While very disappointed in this recent action by the Board of Education the Chamber and Wake Education Partnership remain engaged in this discussion and seeking the best solution for our community going forward.
If you have any questions or would like to discuss the issue in further detail, feel free to contact Drew Moretz (919-664-7061) or Emily Atkinson (919-664-7023).
Wake County School Board Votes to Pursue Diversity Based Assignment Plan
Wake School Board Votes to Change Student Assignment Plan
Wake Votes to Revise Assignment Plan - Again
Wake School Board Changes Assignment Plan Again, Also Adjust Budget
E-mail to the BOE
Today you have on your agenda a “directive to staff” to develop a 3 year assignment plan that includes base schools. We share your interest in building an assignment system that is parent friendly and focused on student achievement. We are however disappointed that we are again reopening the assignment discussion.
When we invested 6 months fashioning a Wake School Choice proposal presented to the Board of Education in February of 2011, we spent considerable time in exploring the potential for base schools. Our findings were that a base school assignment plan will require mandatory reassignments to populate new schools and fill empty seats in the county. We found no pathway to stability in assignment with base schools.
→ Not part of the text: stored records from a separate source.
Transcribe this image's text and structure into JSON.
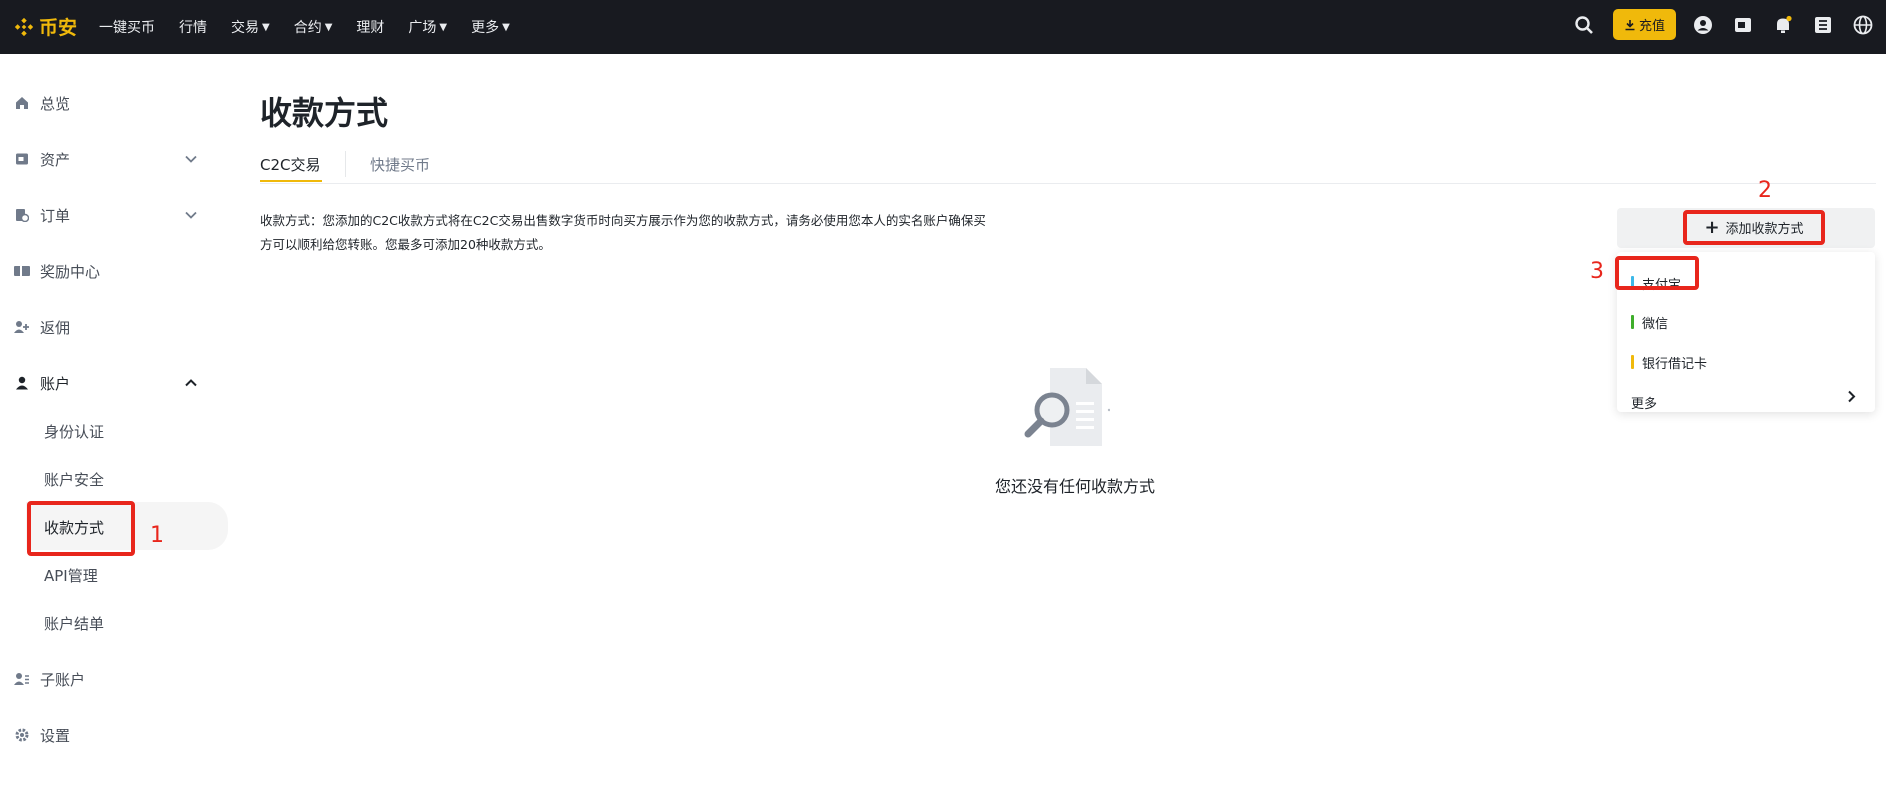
{
  "brand": {
    "name": "币安",
    "color": "#f0b90b"
  },
  "topnav": [
    {
      "label": "一键买币",
      "dropdown": false
    },
    {
      "label": "行情",
      "dropdown": false
    },
    {
      "label": "交易",
      "dropdown": true
    },
    {
      "label": "合约",
      "dropdown": true
    },
    {
      "label": "理财",
      "dropdown": false
    },
    {
      "label": "广场",
      "dropdown": true
    },
    {
      "label": "更多",
      "dropdown": true
    }
  ],
  "deposit_label": "充值",
  "header_icons": [
    "search-icon",
    "user-icon",
    "wallet-icon",
    "bell-icon",
    "orders-icon",
    "globe-icon"
  ],
  "sidebar": {
    "items": [
      {
        "label": "总览",
        "icon": "home-icon"
      },
      {
        "label": "资产",
        "icon": "wallet-icon",
        "expandable": true
      },
      {
        "label": "订单",
        "icon": "order-icon",
        "expandable": true
      },
      {
        "label": "奖励中心",
        "icon": "reward-icon"
      },
      {
        "label": "返佣",
        "icon": "referral-icon"
      },
      {
        "label": "账户",
        "icon": "person-icon",
        "expanded": true
      }
    ],
    "account_sub": [
      "身份认证",
      "账户安全",
      "收款方式",
      "API管理",
      "账户结单"
    ],
    "active_sub": "收款方式",
    "bottom_items": [
      {
        "label": "子账户",
        "icon": "subaccount-icon"
      },
      {
        "label": "设置",
        "icon": "settings-icon"
      }
    ]
  },
  "page": {
    "title": "收款方式",
    "tabs": [
      "C2C交易",
      "快捷买币"
    ],
    "active_tab": "C2C交易",
    "description": "收款方式：您添加的C2C收款方式将在C2C交易出售数字货币时向买方展示作为您的收款方式，请务必使用您本人的实名账户确保买方可以顺利给您转账。您最多可添加20种收款方式。",
    "add_button": "添加收款方式",
    "methods": [
      {
        "label": "支付宝",
        "color": "#3db8e8"
      },
      {
        "label": "微信",
        "color": "#3fae2b"
      },
      {
        "label": "银行借记卡",
        "color": "#f0b90b"
      }
    ],
    "more_label": "更多",
    "empty_text": "您还没有任何收款方式"
  },
  "annotations": [
    "1",
    "2",
    "3"
  ]
}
It is unclear to us how a "home-address" mandatory assignment plan to a school within "a proximate distance" of a student's home address will provide stability and avoid re-assignments in the face of continued enrollment growth. It is also unclear to us how such a plan would promote socioeconomic diversity and avoid racial isolation. And, it is unclear why the directive does not include "choice" except for magnet and special theme schools. Will students be mandatorily assigned to a year-round school? Will students be allowed to voluntarily transfer to another school? Will mandatory assignment simulations be conducted and assessed against the results of the choice-plan before the new plan is adopted?
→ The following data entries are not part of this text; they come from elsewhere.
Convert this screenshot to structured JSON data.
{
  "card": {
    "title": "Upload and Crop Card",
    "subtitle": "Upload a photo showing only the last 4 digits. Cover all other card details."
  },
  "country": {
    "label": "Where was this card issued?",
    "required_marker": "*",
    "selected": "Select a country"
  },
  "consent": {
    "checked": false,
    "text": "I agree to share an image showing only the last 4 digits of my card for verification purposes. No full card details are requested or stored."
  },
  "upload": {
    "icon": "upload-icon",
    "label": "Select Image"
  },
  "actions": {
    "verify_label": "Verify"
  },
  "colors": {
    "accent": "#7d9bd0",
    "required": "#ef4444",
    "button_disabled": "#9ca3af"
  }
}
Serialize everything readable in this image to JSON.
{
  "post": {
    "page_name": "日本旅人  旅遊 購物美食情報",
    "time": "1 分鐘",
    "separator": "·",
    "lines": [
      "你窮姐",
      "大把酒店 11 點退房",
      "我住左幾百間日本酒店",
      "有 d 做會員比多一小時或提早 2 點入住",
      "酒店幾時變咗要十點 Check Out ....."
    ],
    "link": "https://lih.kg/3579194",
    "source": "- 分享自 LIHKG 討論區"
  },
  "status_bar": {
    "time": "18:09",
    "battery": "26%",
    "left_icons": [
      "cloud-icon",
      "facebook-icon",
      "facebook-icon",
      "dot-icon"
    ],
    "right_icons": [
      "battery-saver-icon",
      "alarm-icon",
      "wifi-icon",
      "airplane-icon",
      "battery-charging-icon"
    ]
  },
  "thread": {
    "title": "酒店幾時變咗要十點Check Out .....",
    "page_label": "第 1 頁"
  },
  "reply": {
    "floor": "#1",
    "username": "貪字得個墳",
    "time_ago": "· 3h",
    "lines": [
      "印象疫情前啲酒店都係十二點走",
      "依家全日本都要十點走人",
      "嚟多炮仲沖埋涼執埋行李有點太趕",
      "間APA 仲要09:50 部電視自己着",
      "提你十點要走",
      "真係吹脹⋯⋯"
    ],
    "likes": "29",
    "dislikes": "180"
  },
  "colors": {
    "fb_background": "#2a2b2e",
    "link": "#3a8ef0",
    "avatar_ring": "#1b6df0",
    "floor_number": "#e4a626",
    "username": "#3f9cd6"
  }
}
We, like you, know that there are voices of concern over the lack of capacity in certain parts of the county that limit your ability to give parents their first choice. We anticipated that there would be 15% of parents who could not get into their first or second choice and your work far exceeded our projections. We also know that capacity issues have driven mandatory assignments in previous years forcing parents to accept assignment decisions determined by the System. WCPSS has capacity challenges and the underlying question is whether the parents can make the best choice surrounding the WCPSS’s capacity issues or WCPSS? Our belief is that parental choice was the very best way to handle the challenge while we as a community work to build additional capacity.
We respect your interest in a thorough review of alternatives that would make the WCPSS more parent and newcomer friendly. We are concerned that too much time spent on options that further divide the community or add additional anxiety and unknowns to the assignment process is not good for parents. Additionally, we are very concerned that continued examination of an unknown number of options will erode confidence in the direction of the WCPSS and in turn impact our ability to help you gain the financial support our students deserve.
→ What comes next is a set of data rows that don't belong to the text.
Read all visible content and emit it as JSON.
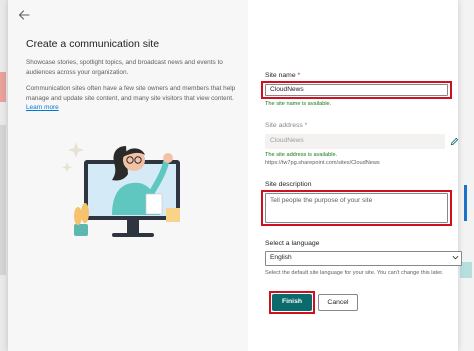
{
  "panel": {
    "back_icon": "arrow-left-icon",
    "title": "Create a communication site",
    "description_1": "Showcase stories, spotlight topics, and broadcast news and events to audiences across your organization.",
    "description_2": "Communication sites often have a few site owners and members that help manage and update site content, and many site visitors that view content.",
    "learn_more": "Learn more"
  },
  "form": {
    "site_name": {
      "label": "Site name",
      "required_mark": "*",
      "value": "CloudNews",
      "helper": "The site name is available."
    },
    "site_address": {
      "label": "Site address",
      "required_mark": "*",
      "value": "CloudNews",
      "helper_1": "The site address is available.",
      "helper_2": "https://tw7pg.sharepoint.com/sites/CloudNews",
      "edit_icon": "pencil-icon"
    },
    "site_description": {
      "label": "Site description",
      "placeholder": "Tell people the purpose of your site"
    },
    "language": {
      "label": "Select a language",
      "value": "English",
      "helper": "Select the default site language for your site. You can't change this later.",
      "arrow_icon": "chevron-down-icon"
    }
  },
  "buttons": {
    "finish": "Finish",
    "cancel": "Cancel"
  },
  "colors": {
    "primary": "#0b6a6c",
    "highlight": "#d0101e",
    "success": "#107c10",
    "link": "#0078d4"
  }
}
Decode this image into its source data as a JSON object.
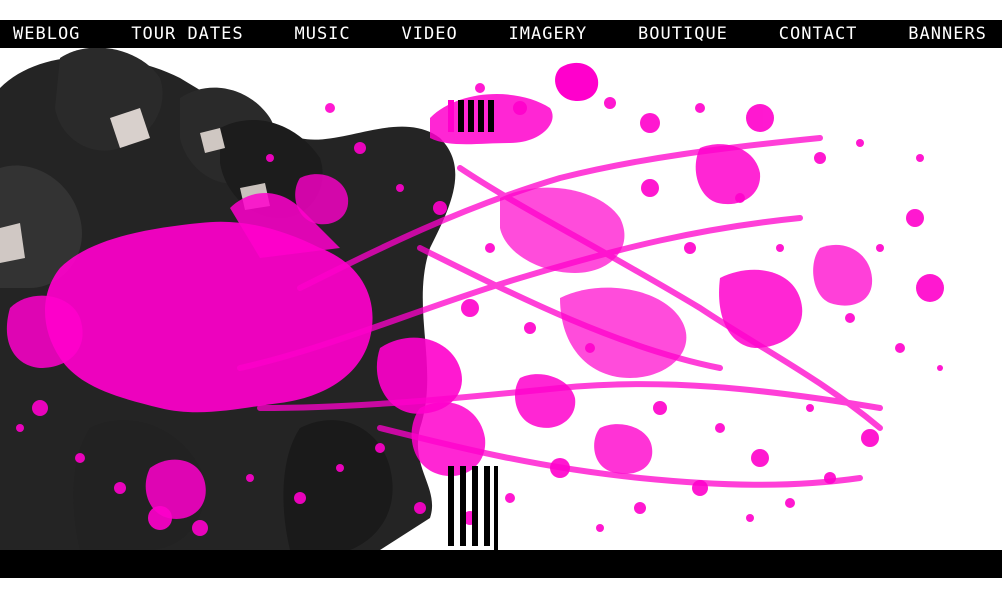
{
  "nav": {
    "items": [
      {
        "label": "WEBLOG"
      },
      {
        "label": "TOUR DATES"
      },
      {
        "label": "MUSIC"
      },
      {
        "label": "VIDEO"
      },
      {
        "label": "IMAGERY"
      },
      {
        "label": "BOUTIQUE"
      },
      {
        "label": "CONTACT"
      },
      {
        "label": "BANNERS"
      }
    ]
  },
  "colors": {
    "bar": "#000000",
    "nav_text": "#ffffff",
    "splatter": "#ff00cc",
    "splatter_deep": "#ff0a88",
    "figures": "#111111"
  }
}
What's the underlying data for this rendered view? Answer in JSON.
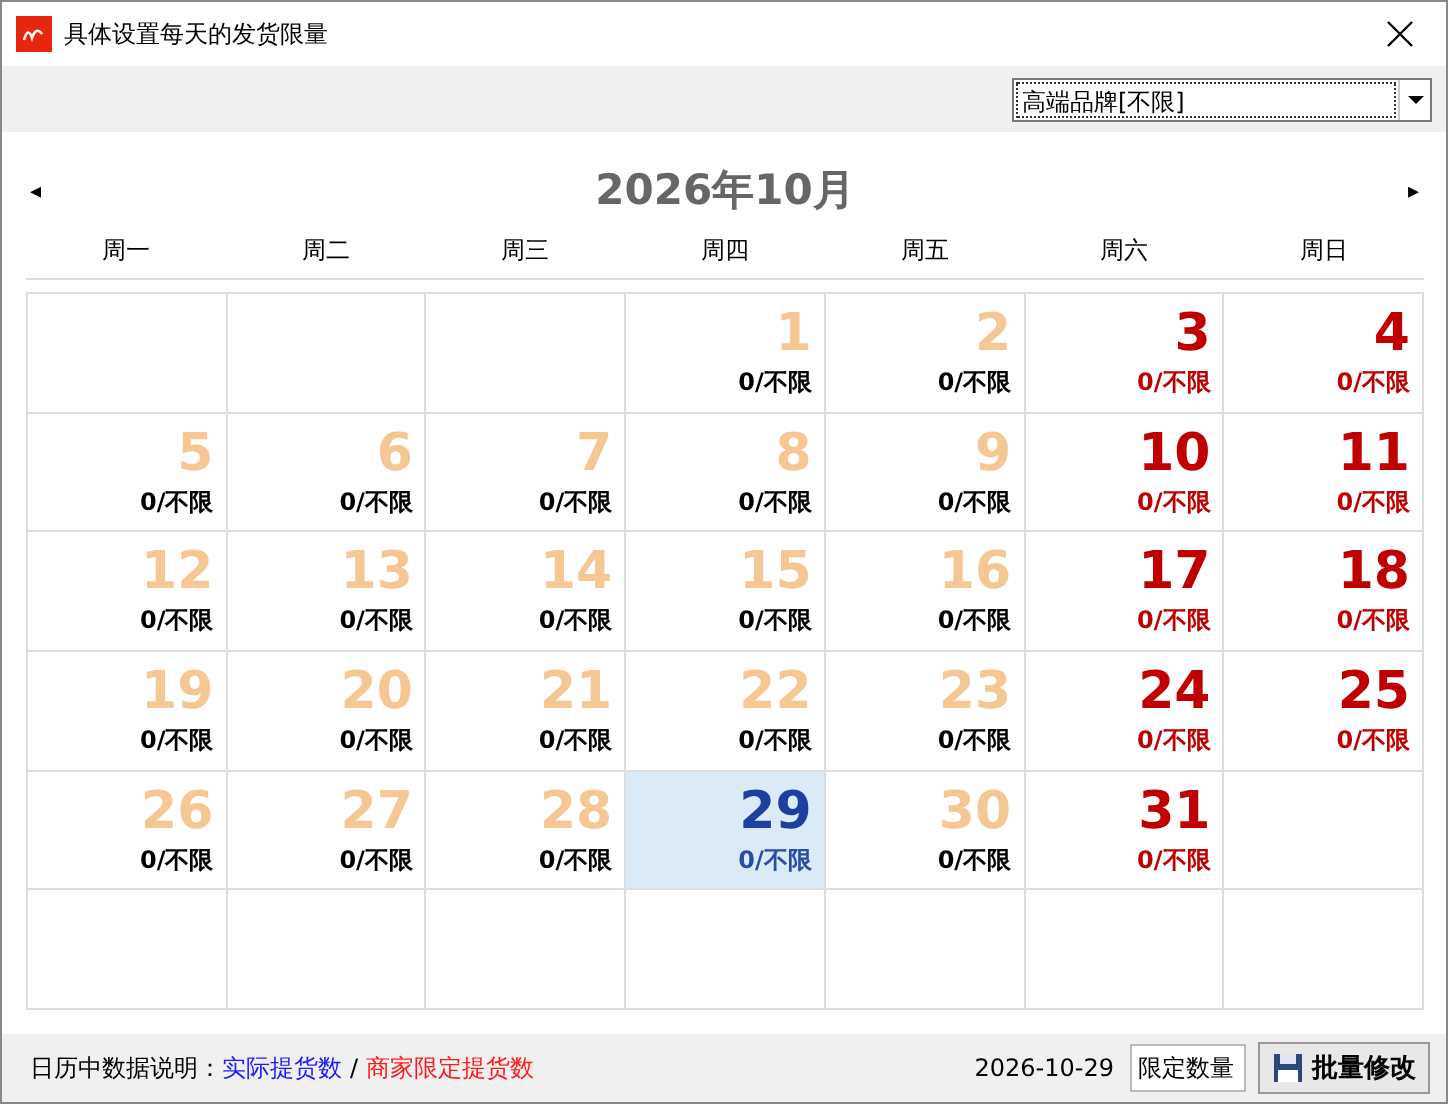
{
  "window": {
    "title": "具体设置每天的发货限量"
  },
  "brand_select": {
    "value": "高端品牌[不限]"
  },
  "calendar": {
    "month_title": "2026年10月",
    "prev": "◂",
    "next": "▸",
    "weekdays": [
      "周一",
      "周二",
      "周三",
      "周四",
      "周五",
      "周六",
      "周日"
    ],
    "weeks": [
      [
        {
          "kind": "blank"
        },
        {
          "kind": "blank"
        },
        {
          "kind": "blank"
        },
        {
          "day": "1",
          "quota": "0/不限",
          "weekend": false,
          "selected": false
        },
        {
          "day": "2",
          "quota": "0/不限",
          "weekend": false,
          "selected": false
        },
        {
          "day": "3",
          "quota": "0/不限",
          "weekend": true,
          "selected": false
        },
        {
          "day": "4",
          "quota": "0/不限",
          "weekend": true,
          "selected": false
        }
      ],
      [
        {
          "day": "5",
          "quota": "0/不限",
          "weekend": false,
          "selected": false
        },
        {
          "day": "6",
          "quota": "0/不限",
          "weekend": false,
          "selected": false
        },
        {
          "day": "7",
          "quota": "0/不限",
          "weekend": false,
          "selected": false
        },
        {
          "day": "8",
          "quota": "0/不限",
          "weekend": false,
          "selected": false
        },
        {
          "day": "9",
          "quota": "0/不限",
          "weekend": false,
          "selected": false
        },
        {
          "day": "10",
          "quota": "0/不限",
          "weekend": true,
          "selected": false
        },
        {
          "day": "11",
          "quota": "0/不限",
          "weekend": true,
          "selected": false
        }
      ],
      [
        {
          "day": "12",
          "quota": "0/不限",
          "weekend": false,
          "selected": false
        },
        {
          "day": "13",
          "quota": "0/不限",
          "weekend": false,
          "selected": false
        },
        {
          "day": "14",
          "quota": "0/不限",
          "weekend": false,
          "selected": false
        },
        {
          "day": "15",
          "quota": "0/不限",
          "weekend": false,
          "selected": false
        },
        {
          "day": "16",
          "quota": "0/不限",
          "weekend": false,
          "selected": false
        },
        {
          "day": "17",
          "quota": "0/不限",
          "weekend": true,
          "selected": false
        },
        {
          "day": "18",
          "quota": "0/不限",
          "weekend": true,
          "selected": false
        }
      ],
      [
        {
          "day": "19",
          "quota": "0/不限",
          "weekend": false,
          "selected": false
        },
        {
          "day": "20",
          "quota": "0/不限",
          "weekend": false,
          "selected": false
        },
        {
          "day": "21",
          "quota": "0/不限",
          "weekend": false,
          "selected": false
        },
        {
          "day": "22",
          "quota": "0/不限",
          "weekend": false,
          "selected": false
        },
        {
          "day": "23",
          "quota": "0/不限",
          "weekend": false,
          "selected": false
        },
        {
          "day": "24",
          "quota": "0/不限",
          "weekend": true,
          "selected": false
        },
        {
          "day": "25",
          "quota": "0/不限",
          "weekend": true,
          "selected": false
        }
      ],
      [
        {
          "day": "26",
          "quota": "0/不限",
          "weekend": false,
          "selected": false
        },
        {
          "day": "27",
          "quota": "0/不限",
          "weekend": false,
          "selected": false
        },
        {
          "day": "28",
          "quota": "0/不限",
          "weekend": false,
          "selected": false
        },
        {
          "day": "29",
          "quota": "0/不限",
          "weekend": false,
          "selected": true
        },
        {
          "day": "30",
          "quota": "0/不限",
          "weekend": false,
          "selected": false
        },
        {
          "day": "31",
          "quota": "0/不限",
          "weekend": true,
          "selected": false
        },
        {
          "kind": "blank"
        }
      ],
      [
        {
          "kind": "blank"
        },
        {
          "kind": "blank"
        },
        {
          "kind": "blank"
        },
        {
          "kind": "blank"
        },
        {
          "kind": "blank"
        },
        {
          "kind": "blank"
        },
        {
          "kind": "blank"
        }
      ]
    ]
  },
  "footer": {
    "legend_label": "日历中数据说明：",
    "legend_actual": "实际提货数",
    "legend_sep": "/",
    "legend_limit": "商家限定提货数",
    "date": "2026-10-29",
    "limit_field": "限定数量",
    "batch_button": "批量修改"
  }
}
If you do proceed with this directive, please do so quickly so our county can move to closure on this issue and focus on student achievement and additional investment in WCPSS.